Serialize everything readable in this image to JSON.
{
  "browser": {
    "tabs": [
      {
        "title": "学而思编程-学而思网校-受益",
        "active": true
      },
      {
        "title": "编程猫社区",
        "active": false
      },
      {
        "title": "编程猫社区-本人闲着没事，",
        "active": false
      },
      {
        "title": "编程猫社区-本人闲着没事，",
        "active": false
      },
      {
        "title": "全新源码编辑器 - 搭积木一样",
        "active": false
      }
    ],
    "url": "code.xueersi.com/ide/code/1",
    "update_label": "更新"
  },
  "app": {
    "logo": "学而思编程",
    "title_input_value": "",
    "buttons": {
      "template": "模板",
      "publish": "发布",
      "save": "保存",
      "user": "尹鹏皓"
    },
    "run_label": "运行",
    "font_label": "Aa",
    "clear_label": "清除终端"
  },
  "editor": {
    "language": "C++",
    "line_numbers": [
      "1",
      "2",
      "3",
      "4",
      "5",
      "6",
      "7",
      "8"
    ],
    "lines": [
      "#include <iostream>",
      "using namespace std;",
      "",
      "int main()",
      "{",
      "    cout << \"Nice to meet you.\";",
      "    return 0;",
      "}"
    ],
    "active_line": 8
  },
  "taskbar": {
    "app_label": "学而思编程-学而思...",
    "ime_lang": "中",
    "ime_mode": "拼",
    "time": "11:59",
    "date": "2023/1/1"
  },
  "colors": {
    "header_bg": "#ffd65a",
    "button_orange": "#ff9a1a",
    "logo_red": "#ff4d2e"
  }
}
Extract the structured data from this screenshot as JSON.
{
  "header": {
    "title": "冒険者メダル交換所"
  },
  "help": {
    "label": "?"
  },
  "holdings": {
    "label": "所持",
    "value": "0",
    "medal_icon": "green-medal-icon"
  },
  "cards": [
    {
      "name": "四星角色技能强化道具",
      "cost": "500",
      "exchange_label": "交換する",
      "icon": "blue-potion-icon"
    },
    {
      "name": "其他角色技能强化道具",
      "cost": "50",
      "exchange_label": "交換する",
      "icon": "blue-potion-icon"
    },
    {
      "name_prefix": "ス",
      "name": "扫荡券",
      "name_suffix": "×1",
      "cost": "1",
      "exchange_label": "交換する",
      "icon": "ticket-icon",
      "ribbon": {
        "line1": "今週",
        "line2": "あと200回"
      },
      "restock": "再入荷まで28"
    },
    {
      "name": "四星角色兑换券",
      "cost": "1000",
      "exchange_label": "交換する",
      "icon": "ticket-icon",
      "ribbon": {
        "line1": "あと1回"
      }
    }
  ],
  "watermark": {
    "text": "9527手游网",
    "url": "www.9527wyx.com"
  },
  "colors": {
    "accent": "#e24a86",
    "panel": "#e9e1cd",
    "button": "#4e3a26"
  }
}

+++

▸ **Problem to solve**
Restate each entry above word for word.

▸ **Task result**
Serialize everything readable in this image to JSON.
{
  "browser": {
    "tabs": [
      {
        "title": "学而思编程-学而思网校-受益",
        "active": true
      },
      {
        "title": "编程猫社区",
        "active": false
      },
      {
        "title": "编程猫社区-本人闲着没事，",
        "active": false
      },
      {
        "title": "编程猫社区-本人闲着没事，",
        "active": false
      },
      {
        "title": "全新源码编辑器 - 搭积木一样",
        "active": false
      }
    ],
    "url": "code.xueersi.com/ide/code/1",
    "update_label": "更新"
  },
  "app": {
    "logo": "学而思编程",
    "title_input_value": "",
    "buttons": {
      "template": "模板",
      "publish": "发布",
      "save": "保存",
      "user": "尹鹏皓"
    },
    "run_label": "运行",
    "font_label": "Aa",
    "clear_label": "清除终端"
  },
  "editor": {
    "language": "C++",
    "line_numbers": [
      "1",
      "2",
      "3",
      "4",
      "5",
      "6",
      "7",
      "8"
    ],
    "lines": [
      "#include <iostream>",
      "using namespace std;",
      "",
      "int main()",
      "{",
      "    cout << \"Nice to meet you.\";",
      "    return 0;",
      "}"
    ],
    "active_line": 8
  },
  "taskbar": {
    "app_label": "学而思编程-学而思...",
    "ime_lang": "中",
    "ime_mode": "拼",
    "time": "11:59",
    "date": "2023/1/1"
  },
  "colors": {
    "header_bg": "#ffd65a",
    "button_orange": "#ff9a1a",
    "logo_red": "#ff4d2e"
  }
}
Extract the structured data from this screenshot as JSON.
{
  "header": {
    "title": "冒険者メダル交換所"
  },
  "help": {
    "label": "?"
  },
  "holdings": {
    "label": "所持",
    "value": "0",
    "medal_icon": "green-medal-icon"
  },
  "cards": [
    {
      "name": "四星角色技能强化道具",
      "cost": "500",
      "exchange_label": "交換する",
      "icon": "blue-potion-icon"
    },
    {
      "name": "其他角色技能强化道具",
      "cost": "50",
      "exchange_label": "交換する",
      "icon": "blue-potion-icon"
    },
    {
      "name_prefix": "ス",
      "name": "扫荡券",
      "name_suffix": "×1",
      "cost": "1",
      "exchange_label": "交換する",
      "icon": "ticket-icon",
      "ribbon": {
        "line1": "今週",
        "line2": "あと200回"
      },
      "restock": "再入荷まで28"
    },
    {
      "name": "四星角色兑换券",
      "cost": "1000",
      "exchange_label": "交換する",
      "icon": "ticket-icon",
      "ribbon": {
        "line1": "あと1回"
      }
    }
  ],
  "watermark": {
    "text": "9527手游网",
    "url": "www.9527wyx.com"
  },
  "colors": {
    "accent": "#e24a86",
    "panel": "#e9e1cd",
    "button": "#4e3a26"
  }
}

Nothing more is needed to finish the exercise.